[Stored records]
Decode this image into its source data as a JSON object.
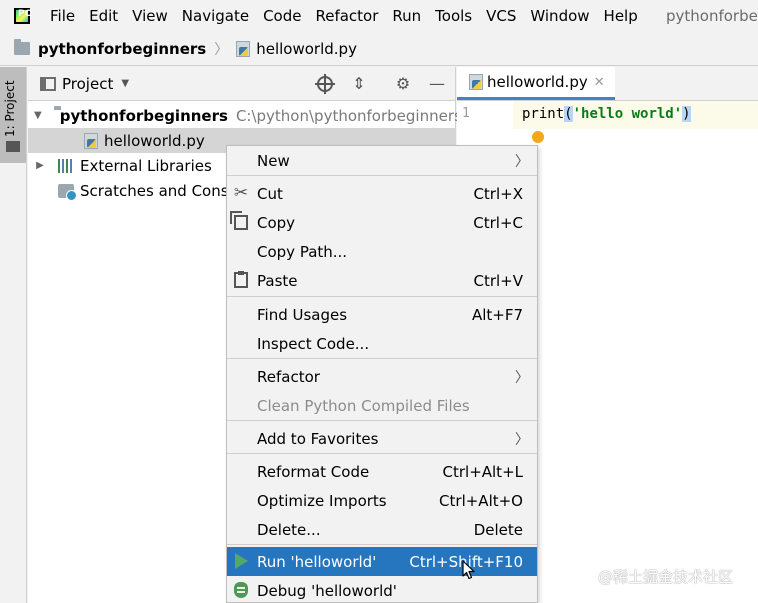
{
  "menubar": {
    "items": [
      {
        "label": "File"
      },
      {
        "label": "Edit"
      },
      {
        "label": "View"
      },
      {
        "label": "Navigate"
      },
      {
        "label": "Code"
      },
      {
        "label": "Refactor"
      },
      {
        "label": "Run"
      },
      {
        "label": "Tools"
      },
      {
        "label": "VCS"
      },
      {
        "label": "Window"
      },
      {
        "label": "Help"
      }
    ],
    "window_title": "pythonforbeginners"
  },
  "navbar": {
    "project": "pythonforbeginners",
    "file": "helloworld.py"
  },
  "left_stripe": {
    "tab_label": "1: Project"
  },
  "project_panel": {
    "title": "Project",
    "tree": {
      "root_name": "pythonforbeginners",
      "root_path": "C:\\python\\pythonforbeginners",
      "file_name": "helloworld.py",
      "libs_name": "External Libraries",
      "scratch_name": "Scratches and Consoles"
    }
  },
  "editor": {
    "tab_label": "helloworld.py",
    "line_number": "1",
    "code_func": "print",
    "code_open": "(",
    "code_string": "'hello world'",
    "code_close": ")"
  },
  "context_menu": {
    "new": "New",
    "cut": "Cut",
    "cut_shortcut": "Ctrl+X",
    "copy": "Copy",
    "copy_shortcut": "Ctrl+C",
    "copy_path": "Copy Path...",
    "paste": "Paste",
    "paste_shortcut": "Ctrl+V",
    "find_usages": "Find Usages",
    "find_usages_shortcut": "Alt+F7",
    "inspect_code": "Inspect Code...",
    "refactor": "Refactor",
    "clean_compiled": "Clean Python Compiled Files",
    "add_favorites": "Add to Favorites",
    "reformat": "Reformat Code",
    "reformat_shortcut": "Ctrl+Alt+L",
    "optimize": "Optimize Imports",
    "optimize_shortcut": "Ctrl+Alt+O",
    "delete": "Delete...",
    "delete_shortcut": "Delete",
    "run": "Run 'helloworld'",
    "run_shortcut": "Ctrl+Shift+F10",
    "debug": "Debug 'helloworld'"
  },
  "watermark": "@稀土掘金技术社区",
  "colors": {
    "selection": "#2675bf",
    "tab_accent": "#4083c9",
    "run_icon": "#54a86a",
    "string": "#067d17"
  }
}
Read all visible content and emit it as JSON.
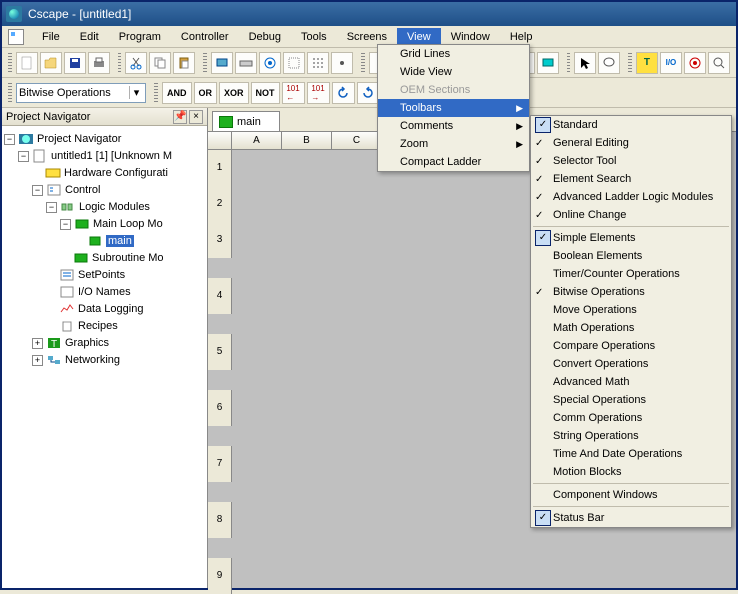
{
  "window_title": "Cscape - [untitled1]",
  "menubar": [
    "File",
    "Edit",
    "Program",
    "Controller",
    "Debug",
    "Tools",
    "Screens",
    "View",
    "Window",
    "Help"
  ],
  "active_menu": "View",
  "toolbar2_combo": "Bitwise Operations",
  "toolbar2_txtbtns": [
    "AND",
    "OR",
    "XOR",
    "NOT"
  ],
  "navigator_title": "Project Navigator",
  "tree": {
    "root": "Project Navigator",
    "project": "untitled1 [1] [Unknown M",
    "hw": "Hardware Configurati",
    "control": "Control",
    "logic": "Logic Modules",
    "mainloop": "Main Loop Mo",
    "main": "main",
    "subroutine": "Subroutine Mo",
    "setpoints": "SetPoints",
    "ionames": "I/O Names",
    "datalog": "Data Logging",
    "recipes": "Recipes",
    "graphics": "Graphics",
    "networking": "Networking"
  },
  "tab_label": "main",
  "col_labels": [
    "A",
    "B",
    "C"
  ],
  "row_nums": [
    "1",
    "2",
    "3",
    "4",
    "5",
    "6",
    "7",
    "8",
    "9"
  ],
  "view_menu_items": [
    {
      "label": "Grid Lines"
    },
    {
      "label": "Wide View"
    },
    {
      "label": "OEM Sections",
      "disabled": true
    },
    {
      "label": "Toolbars",
      "submenu": true,
      "highlight": true
    },
    {
      "label": "Comments",
      "submenu": true
    },
    {
      "label": "Zoom",
      "submenu": true
    },
    {
      "label": "Compact Ladder"
    }
  ],
  "toolbars_items": [
    {
      "label": "Standard",
      "checked": true,
      "boxed": true
    },
    {
      "label": "General Editing",
      "checked": true
    },
    {
      "label": "Selector Tool",
      "checked": true
    },
    {
      "label": "Element Search",
      "checked": true
    },
    {
      "label": "Advanced Ladder Logic Modules",
      "checked": true
    },
    {
      "label": "Online Change",
      "checked": true
    },
    {
      "sep": true
    },
    {
      "label": "Simple Elements",
      "checked": true,
      "boxed": true
    },
    {
      "label": "Boolean Elements"
    },
    {
      "label": "Timer/Counter Operations"
    },
    {
      "label": "Bitwise Operations",
      "checked": true
    },
    {
      "label": "Move Operations"
    },
    {
      "label": "Math Operations"
    },
    {
      "label": "Compare Operations"
    },
    {
      "label": "Convert Operations"
    },
    {
      "label": "Advanced Math"
    },
    {
      "label": "Special Operations"
    },
    {
      "label": "Comm Operations"
    },
    {
      "label": "String Operations"
    },
    {
      "label": "Time And Date Operations"
    },
    {
      "label": "Motion Blocks"
    },
    {
      "sep": true
    },
    {
      "label": "Component Windows"
    },
    {
      "sep": true
    },
    {
      "label": "Status Bar",
      "checked": true,
      "boxed": true
    }
  ]
}
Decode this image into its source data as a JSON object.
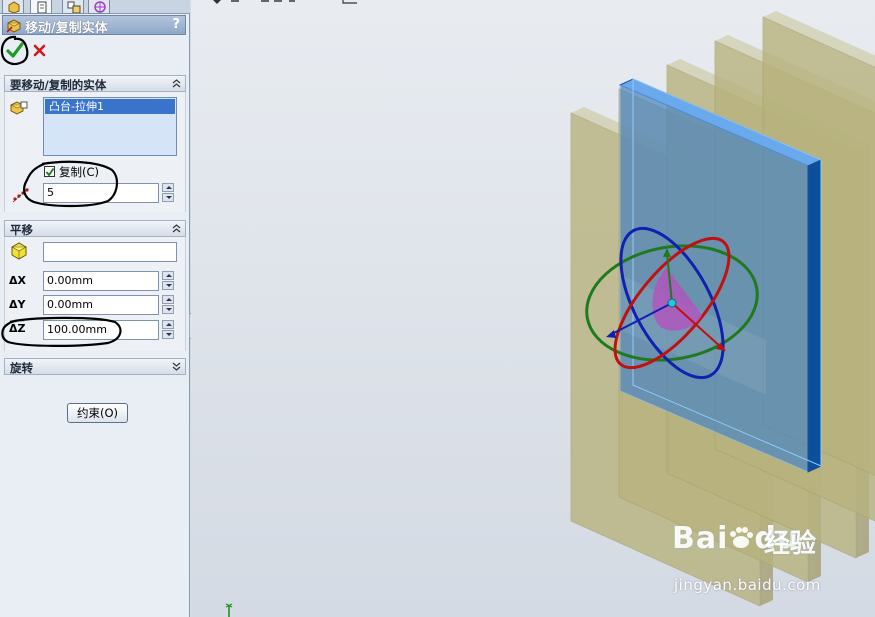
{
  "panel": {
    "title": "移动/复制实体",
    "help": "?",
    "bodies_group": {
      "header": "要移动/复制的实体",
      "selected_body": "凸台-拉伸1",
      "copy_label": "复制(C)",
      "copy_checked": true,
      "copy_count": "5"
    },
    "translate_group": {
      "header": "平移",
      "reference_value": "",
      "dx_label": "X",
      "dx_value": "0.00mm",
      "dy_label": "Y",
      "dy_value": "0.00mm",
      "dz_label": "Z",
      "dz_value": "100.00mm"
    },
    "rotate_group": {
      "header": "旋转"
    },
    "constraints_button": "约束(O)"
  },
  "watermark": {
    "logo": "Bai",
    "logo2": "du",
    "jingyan": "经验",
    "url": "jingyan.baidu.com"
  },
  "colors": {
    "selected_body": "#1f6fd1",
    "preview_copies": "#b8b37e",
    "panel_header": "#8fa8c8",
    "annotation": "#000000"
  }
}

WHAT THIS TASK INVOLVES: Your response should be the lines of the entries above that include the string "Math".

RESULT OF THIS TASK:
      "label": "Math Operations"
      "label": "Advanced Math"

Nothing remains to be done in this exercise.